“There are a lot of (ULPs) and the network of these unfair labor practices are the conditions for us to go on and continue to strike,” Chan said.
The unions have made a point to cite that the Public Employees Relations Board, or PERB, has issued complaints against nearly all of the ULPs that they allege against UC.
The process of PERB issuing a complaint is as follows: The unions file to PERB a description of unlawful behavior. Then, UC has a right to respond and draft a defense or response. PERB will then engage in a fact-finding process. If they do find enough facts to suggest that UC has indeed engaged in an unfair labor practice, they will issue a complaint.
“We disagree with their claim and note that to date there has been no finding of wrongdoing by the PERB against the University,” said Ryan King, spokesperson for the University of California Office of the President, in an email.

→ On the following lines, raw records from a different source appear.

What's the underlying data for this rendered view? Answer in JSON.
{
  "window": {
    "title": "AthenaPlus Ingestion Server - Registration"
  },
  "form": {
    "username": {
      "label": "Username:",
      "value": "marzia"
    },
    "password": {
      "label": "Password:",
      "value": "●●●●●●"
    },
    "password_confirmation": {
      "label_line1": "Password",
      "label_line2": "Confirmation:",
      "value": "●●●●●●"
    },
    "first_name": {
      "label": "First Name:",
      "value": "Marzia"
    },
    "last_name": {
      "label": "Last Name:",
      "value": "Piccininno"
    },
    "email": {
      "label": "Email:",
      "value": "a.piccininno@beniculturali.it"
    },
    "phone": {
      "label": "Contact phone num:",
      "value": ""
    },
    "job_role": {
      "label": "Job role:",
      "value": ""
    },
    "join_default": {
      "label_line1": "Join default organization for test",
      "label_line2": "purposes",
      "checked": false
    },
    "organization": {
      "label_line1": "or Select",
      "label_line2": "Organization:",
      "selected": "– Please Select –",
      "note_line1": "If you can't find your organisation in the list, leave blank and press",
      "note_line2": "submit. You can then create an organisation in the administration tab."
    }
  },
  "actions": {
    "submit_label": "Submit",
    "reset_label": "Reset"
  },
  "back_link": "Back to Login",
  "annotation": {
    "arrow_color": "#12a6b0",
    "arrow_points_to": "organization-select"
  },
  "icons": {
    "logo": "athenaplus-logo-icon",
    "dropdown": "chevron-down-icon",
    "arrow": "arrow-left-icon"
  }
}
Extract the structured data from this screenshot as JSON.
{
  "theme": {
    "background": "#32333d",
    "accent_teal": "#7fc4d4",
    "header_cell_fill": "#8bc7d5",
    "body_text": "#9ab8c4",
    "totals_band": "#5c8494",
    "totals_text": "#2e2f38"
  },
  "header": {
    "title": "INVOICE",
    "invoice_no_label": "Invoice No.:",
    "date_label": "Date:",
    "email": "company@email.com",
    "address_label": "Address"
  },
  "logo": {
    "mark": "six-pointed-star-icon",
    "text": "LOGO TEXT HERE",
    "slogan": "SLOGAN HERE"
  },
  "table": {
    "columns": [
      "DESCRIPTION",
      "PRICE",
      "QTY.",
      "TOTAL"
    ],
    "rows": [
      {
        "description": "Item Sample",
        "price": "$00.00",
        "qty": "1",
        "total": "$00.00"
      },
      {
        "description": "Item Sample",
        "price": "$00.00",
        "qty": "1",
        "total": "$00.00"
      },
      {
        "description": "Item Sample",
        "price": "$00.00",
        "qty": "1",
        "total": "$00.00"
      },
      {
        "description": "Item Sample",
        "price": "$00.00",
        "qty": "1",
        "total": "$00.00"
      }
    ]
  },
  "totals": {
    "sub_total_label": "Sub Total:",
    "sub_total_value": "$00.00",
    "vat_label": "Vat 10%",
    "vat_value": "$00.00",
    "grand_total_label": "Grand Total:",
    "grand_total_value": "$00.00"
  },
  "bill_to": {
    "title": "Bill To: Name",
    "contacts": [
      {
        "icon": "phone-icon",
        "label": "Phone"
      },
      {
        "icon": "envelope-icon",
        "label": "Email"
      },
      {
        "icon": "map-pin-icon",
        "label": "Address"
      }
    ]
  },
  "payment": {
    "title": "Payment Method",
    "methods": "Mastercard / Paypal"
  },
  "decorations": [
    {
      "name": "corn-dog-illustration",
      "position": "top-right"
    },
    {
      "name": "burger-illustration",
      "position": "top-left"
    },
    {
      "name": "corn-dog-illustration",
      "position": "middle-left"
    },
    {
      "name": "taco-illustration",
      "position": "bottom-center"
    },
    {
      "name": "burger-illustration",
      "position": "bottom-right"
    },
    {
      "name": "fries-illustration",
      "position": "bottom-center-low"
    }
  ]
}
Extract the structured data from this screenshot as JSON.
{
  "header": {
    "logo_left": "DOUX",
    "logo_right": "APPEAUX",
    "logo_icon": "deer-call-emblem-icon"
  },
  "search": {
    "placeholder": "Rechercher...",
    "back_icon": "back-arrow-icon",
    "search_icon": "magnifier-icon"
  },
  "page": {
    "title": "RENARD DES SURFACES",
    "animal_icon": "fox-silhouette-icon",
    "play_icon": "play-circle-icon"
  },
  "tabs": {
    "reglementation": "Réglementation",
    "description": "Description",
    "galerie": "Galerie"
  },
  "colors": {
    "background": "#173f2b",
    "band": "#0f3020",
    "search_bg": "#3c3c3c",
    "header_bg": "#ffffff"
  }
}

King added that a PERB complaint is not “a ruling or finding of wrongdoing,” but a “preliminary determination that the allegations on their face are sufficient to warrant closer review.”
According to King, after a PERB complaint is issued, the case then proceeds to an informal setting to see if the matter can be resolved.
If a settlement is still not reached, a formal hearing will then be scheduled with an administrative law judge who will take in testimony from relevant witnesses before issuing a proposed decision based on the evidence and arguments presented. Afterwards, PERB will convene hearings on the complaints, according to King.
For UC, many of these hearings are scheduled for early 2023.
“Since PERB has not fully adjudicated any of the UAW’s ULP charges, to date there has been no finding of wrongdoing against the University,” King said in the email.
Chan said he hopes that PERB’s findings will push the university to bargain in good faith, which he believes would imply a fair contact for both academic student employees and student researchers.